This is why the NFL has done much to market itself as a sort of real-life comic book, complete with “superheroes” in spandex-style costumes thanks this year to Nike. Other NFL teams fill their stadiums with sights and sounds designed to capture and hold the most disinterested fans, from cheerleaders and pounding music, to super-sized inflatable football helmets to serve as “tunnels” for the players to emerge from before the game starts.  Of course, entrance wouldn’t be the same without the fog machine, and players customizing their entrances for full entertainment effect.

In Baltimore, aging linebacker Ray Lewis is known for his signature entrance dance.   Just yesterday, Antonio Smith of the Houston Texans made a statement of his own wearing a Spiderman-like red mask as he entered the stadium following a Ninja theme.  And then there are the wide receivers, each with his own way of celebrating a touchdown with moves and spikes and not uncommonly, violations of the league’s sportsmanship rules.

That is the NFL most Pittsburghers don’t know.  Yes, they see it on TV and on the Internet, but it’s not what attracts them to the game. Those are side shows, not the main attraction.  The main attraction is James Harrison sacking a quarterback five yards deep in the backfield.  Or nose tackle Casey Hampton playing the role of brick wall on third and short.  Or tight end Heath Miller making a name for himself as both a blocker and a pass receiver.

In short, the brand of football Pittsburghers like is a traditional one.  A more pure one, one that’s all about physicality and domination at the line of scrimmage.  One of incredible strategy that’s not beyond striking from the air as well as the ground, but always moving forward.

This is in contrast to the other brand of football NFL fans around the country seem to want.  The glitz.  The show.  The passing and the speed, and the occasional helmet-to-helmet collision that’s banned by the league but not from highlights reels.  They like the high impact and the high energy even if they don’t understand the actual purpose of playing tough within the confines of the game.  These kinds of fans tend to come and go, which is why stadiums in places like Tampa, Jacksonville, Atlanta and Phoenix don’t always sell out, and why when the Steelers play in those venues it can look like a Steelers home game.
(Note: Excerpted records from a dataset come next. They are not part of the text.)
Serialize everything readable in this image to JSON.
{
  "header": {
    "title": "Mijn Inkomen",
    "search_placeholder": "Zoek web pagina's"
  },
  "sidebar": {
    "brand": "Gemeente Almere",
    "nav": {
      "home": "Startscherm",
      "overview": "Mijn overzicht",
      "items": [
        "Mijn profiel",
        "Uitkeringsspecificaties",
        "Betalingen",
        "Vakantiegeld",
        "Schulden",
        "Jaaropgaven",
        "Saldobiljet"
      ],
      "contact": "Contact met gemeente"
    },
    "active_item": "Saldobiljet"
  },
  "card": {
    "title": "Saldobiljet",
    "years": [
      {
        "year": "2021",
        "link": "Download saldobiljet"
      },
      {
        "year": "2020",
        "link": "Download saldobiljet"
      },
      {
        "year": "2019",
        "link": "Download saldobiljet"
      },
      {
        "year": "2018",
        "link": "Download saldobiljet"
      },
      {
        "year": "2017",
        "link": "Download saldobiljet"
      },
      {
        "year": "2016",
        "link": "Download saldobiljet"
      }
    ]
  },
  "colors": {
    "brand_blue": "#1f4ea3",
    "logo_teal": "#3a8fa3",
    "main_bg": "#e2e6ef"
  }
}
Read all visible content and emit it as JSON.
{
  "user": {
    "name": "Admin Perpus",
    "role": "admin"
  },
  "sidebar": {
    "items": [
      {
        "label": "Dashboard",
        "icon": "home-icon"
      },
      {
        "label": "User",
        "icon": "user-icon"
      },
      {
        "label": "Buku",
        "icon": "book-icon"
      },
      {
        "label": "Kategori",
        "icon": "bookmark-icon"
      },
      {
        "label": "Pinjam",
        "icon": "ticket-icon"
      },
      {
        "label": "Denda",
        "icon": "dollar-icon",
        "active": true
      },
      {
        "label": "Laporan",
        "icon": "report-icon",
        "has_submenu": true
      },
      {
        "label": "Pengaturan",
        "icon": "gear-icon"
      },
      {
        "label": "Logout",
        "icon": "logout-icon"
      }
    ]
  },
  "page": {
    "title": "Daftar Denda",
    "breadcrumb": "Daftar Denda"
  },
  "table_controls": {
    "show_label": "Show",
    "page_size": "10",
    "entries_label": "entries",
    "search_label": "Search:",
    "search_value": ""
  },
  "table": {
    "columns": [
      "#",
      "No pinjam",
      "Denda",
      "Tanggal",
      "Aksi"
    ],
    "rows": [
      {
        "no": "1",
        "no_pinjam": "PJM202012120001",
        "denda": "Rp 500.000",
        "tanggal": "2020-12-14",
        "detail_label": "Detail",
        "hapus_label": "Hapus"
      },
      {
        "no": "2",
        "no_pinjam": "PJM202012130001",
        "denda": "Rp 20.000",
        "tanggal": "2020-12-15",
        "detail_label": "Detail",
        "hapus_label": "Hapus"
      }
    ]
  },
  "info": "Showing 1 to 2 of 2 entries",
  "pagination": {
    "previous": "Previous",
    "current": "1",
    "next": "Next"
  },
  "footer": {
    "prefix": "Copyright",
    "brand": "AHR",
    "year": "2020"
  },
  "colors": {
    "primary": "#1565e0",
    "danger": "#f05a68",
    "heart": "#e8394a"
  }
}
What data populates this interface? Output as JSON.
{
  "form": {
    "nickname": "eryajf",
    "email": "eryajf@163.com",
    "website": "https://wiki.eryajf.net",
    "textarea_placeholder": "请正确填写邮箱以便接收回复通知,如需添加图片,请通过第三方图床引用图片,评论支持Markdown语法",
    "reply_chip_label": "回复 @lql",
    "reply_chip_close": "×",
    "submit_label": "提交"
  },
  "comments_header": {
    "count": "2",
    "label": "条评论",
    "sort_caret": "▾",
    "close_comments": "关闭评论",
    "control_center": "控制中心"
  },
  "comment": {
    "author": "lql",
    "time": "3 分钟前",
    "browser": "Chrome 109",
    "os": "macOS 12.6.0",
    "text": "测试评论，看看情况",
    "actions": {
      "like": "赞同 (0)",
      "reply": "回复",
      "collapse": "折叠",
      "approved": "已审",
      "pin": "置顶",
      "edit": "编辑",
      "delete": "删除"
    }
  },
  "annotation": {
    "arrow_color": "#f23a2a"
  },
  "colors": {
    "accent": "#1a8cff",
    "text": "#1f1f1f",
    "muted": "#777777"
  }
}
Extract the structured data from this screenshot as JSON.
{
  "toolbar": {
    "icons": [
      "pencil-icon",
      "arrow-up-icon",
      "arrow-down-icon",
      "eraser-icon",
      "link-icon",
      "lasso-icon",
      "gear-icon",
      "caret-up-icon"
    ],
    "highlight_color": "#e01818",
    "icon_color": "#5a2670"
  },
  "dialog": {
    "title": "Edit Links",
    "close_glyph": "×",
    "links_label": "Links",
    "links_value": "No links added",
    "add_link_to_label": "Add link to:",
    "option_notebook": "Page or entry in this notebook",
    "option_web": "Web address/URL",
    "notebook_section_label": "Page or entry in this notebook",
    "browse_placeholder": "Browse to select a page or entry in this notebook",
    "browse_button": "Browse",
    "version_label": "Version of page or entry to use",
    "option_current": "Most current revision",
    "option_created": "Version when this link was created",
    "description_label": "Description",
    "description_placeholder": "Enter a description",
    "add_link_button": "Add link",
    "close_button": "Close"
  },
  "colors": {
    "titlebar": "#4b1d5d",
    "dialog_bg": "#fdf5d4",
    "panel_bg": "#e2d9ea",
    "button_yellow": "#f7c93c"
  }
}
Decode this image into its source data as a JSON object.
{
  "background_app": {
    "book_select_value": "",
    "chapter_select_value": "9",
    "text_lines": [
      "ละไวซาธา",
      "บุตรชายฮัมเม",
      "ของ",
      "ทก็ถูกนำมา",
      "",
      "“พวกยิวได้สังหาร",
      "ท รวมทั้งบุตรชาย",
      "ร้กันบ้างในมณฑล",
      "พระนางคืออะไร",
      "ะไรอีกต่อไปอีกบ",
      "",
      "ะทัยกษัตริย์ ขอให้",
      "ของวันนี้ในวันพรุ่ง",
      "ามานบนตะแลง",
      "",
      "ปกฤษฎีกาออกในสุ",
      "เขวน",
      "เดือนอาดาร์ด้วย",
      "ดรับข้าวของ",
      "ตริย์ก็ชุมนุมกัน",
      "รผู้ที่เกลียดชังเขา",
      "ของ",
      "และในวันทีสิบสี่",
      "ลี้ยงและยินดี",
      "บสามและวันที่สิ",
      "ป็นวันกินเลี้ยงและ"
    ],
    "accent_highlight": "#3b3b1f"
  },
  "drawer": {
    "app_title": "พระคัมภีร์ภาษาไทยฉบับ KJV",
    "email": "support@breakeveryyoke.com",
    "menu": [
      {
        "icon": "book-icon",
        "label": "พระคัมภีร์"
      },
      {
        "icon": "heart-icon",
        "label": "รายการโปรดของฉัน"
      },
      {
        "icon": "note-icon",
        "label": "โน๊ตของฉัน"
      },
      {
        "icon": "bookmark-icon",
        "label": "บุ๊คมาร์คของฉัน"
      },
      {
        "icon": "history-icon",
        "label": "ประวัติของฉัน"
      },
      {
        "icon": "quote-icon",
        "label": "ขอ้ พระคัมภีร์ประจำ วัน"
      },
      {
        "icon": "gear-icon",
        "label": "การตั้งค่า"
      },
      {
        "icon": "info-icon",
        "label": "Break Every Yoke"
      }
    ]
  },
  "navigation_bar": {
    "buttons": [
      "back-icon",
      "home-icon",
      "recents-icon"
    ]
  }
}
To be sure there are a few other cities that see football the same way Pittsburgh does.  There’s Baltimore, of course.  Green Bay, Philadelphia, Chicago, Cleveland and Dallas.  These are towns that show up win or lose, regardless of the weather.  The fans are often smarter about the game than some of the TV network personalities on the sidelines.  And while Dallas is famous for the iconic Cowboys cheerleaders, something tells me if they weren’t at the game, the stands would still be full.

There are two brands of football, one that is real, and one that is rooted in marketing to hold the attention of large media markets with only a superficial interest in the game.  Pittsburghers are fortunate enough to live in one of the few towns that when it comes to football, gets it.

It’s September.  Football season has started.  Have a great one.